After short period with Lionel as my mentor I started to become more confident (many in the office probably felt over confident), so I had an idea for a new publication. It would be my first launch; and show everyone that I knew how to launch a magazine. The ‘business plan’ was ready (well my first attempt at a business plan, Post-It note might have been nearer the mark).
After Lionel had read it he asked me where the revenue figure had come from.
“You said we needed a 20% return, so I worked out the costs then added a revenue figure that would make us the 20% margin,” I replied.
My launch was based on a producing a very high-end magazine; being my first launch of course I wanted to impress.
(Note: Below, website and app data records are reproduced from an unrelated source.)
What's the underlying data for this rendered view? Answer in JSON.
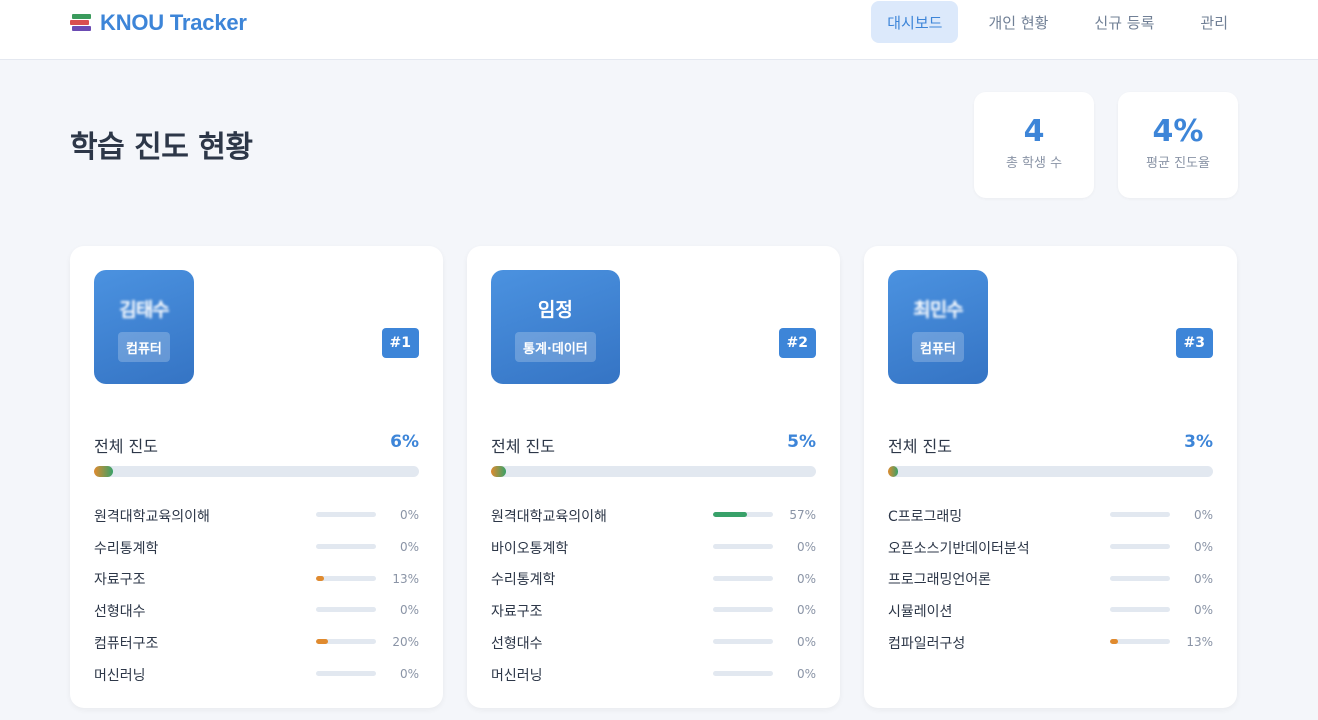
{
  "app": {
    "title": "KNOU Tracker"
  },
  "nav": {
    "items": [
      {
        "label": "대시보드",
        "active": true
      },
      {
        "label": "개인 현황",
        "active": false
      },
      {
        "label": "신규 등록",
        "active": false
      },
      {
        "label": "관리",
        "active": false
      }
    ]
  },
  "page": {
    "title": "학습 진도 현황"
  },
  "stats": [
    {
      "value": "4",
      "label": "총 학생 수"
    },
    {
      "value": "4%",
      "label": "평균 진도율"
    }
  ],
  "overall_label": "전체 진도",
  "colors": {
    "accent": "#3d85d8",
    "progress_green": "#38a169",
    "progress_orange": "#e08a2e",
    "track": "#e2e8f0"
  },
  "students": [
    {
      "name": "김태수",
      "name_obscured": true,
      "major": "컴퓨터",
      "rank": "#1",
      "overall_pct": "6%",
      "overall_value": 6,
      "courses": [
        {
          "name": "원격대학교육의이해",
          "pct": "0%",
          "value": 0
        },
        {
          "name": "수리통계학",
          "pct": "0%",
          "value": 0
        },
        {
          "name": "자료구조",
          "pct": "13%",
          "value": 13
        },
        {
          "name": "선형대수",
          "pct": "0%",
          "value": 0
        },
        {
          "name": "컴퓨터구조",
          "pct": "20%",
          "value": 20
        },
        {
          "name": "머신러닝",
          "pct": "0%",
          "value": 0
        }
      ]
    },
    {
      "name": "임정",
      "name_obscured": false,
      "major": "통계·데이터",
      "rank": "#2",
      "overall_pct": "5%",
      "overall_value": 5,
      "courses": [
        {
          "name": "원격대학교육의이해",
          "pct": "57%",
          "value": 57
        },
        {
          "name": "바이오통계학",
          "pct": "0%",
          "value": 0
        },
        {
          "name": "수리통계학",
          "pct": "0%",
          "value": 0
        },
        {
          "name": "자료구조",
          "pct": "0%",
          "value": 0
        },
        {
          "name": "선형대수",
          "pct": "0%",
          "value": 0
        },
        {
          "name": "머신러닝",
          "pct": "0%",
          "value": 0
        }
      ]
    },
    {
      "name": "최민수",
      "name_obscured": true,
      "major": "컴퓨터",
      "rank": "#3",
      "overall_pct": "3%",
      "overall_value": 3,
      "courses": [
        {
          "name": "C프로그래밍",
          "pct": "0%",
          "value": 0
        },
        {
          "name": "오픈소스기반데이터분석",
          "pct": "0%",
          "value": 0
        },
        {
          "name": "프로그래밍언어론",
          "pct": "0%",
          "value": 0
        },
        {
          "name": "시뮬레이션",
          "pct": "0%",
          "value": 0
        },
        {
          "name": "컴파일러구성",
          "pct": "13%",
          "value": 13
        }
      ]
    }
  ]
}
So the revenue figure was pretty high.
“Is that revenue figure bankable or is it a stretch,” came the next question from Lionel.
“What do you mean?” I asked.
“Can you guarantee the revenue figure, or has it been based on what revenue you need to cover the costs, plus our 20%?”
I told him the revenue figure was entirely based on the costs so he rejected my business plan.
He told me to come back with a cost model that still showed the 20% margin but off a revenue figure I knew I could deliver. I realised the sense of what he was telling me: Yes I wanted great-looking, expensively produced product but the revenue I was forecasting was simply too optimistic .
So I did exactly as he asked. I determined the realistic revenue I could expect and then looked at every line of the costings and tightened up almost every cost. The only thing I did not compromise on was the content, but every other cost was taken back until I had cut them by about 30%.
It was no longer the Rolls Royce magazine I had dreamed up but the revenue figure was a much more achievable level and would cover all costs plus deliver a 20% return.
After six months the magazine was successfully launched; revenue still fell short but only by 5%, so we still made an acceptable margin. If we’d gone ahead with my original revenue figure, it would have been a bloody disaster.
What had I done wrong? I had allowed vanity to get the better of me. (There is even a term in publishing – “vanity publishing” – that refers to magazines that have more looks than business sense.) From that day on I have always let the bankable revenue dictate the costs – and not the costs dictate the revenue.
This is an article series based on lessons learned from my great mentor Lionel Morely Joel. Read the first article to understand the background and then dip in and out of the lessons as you please.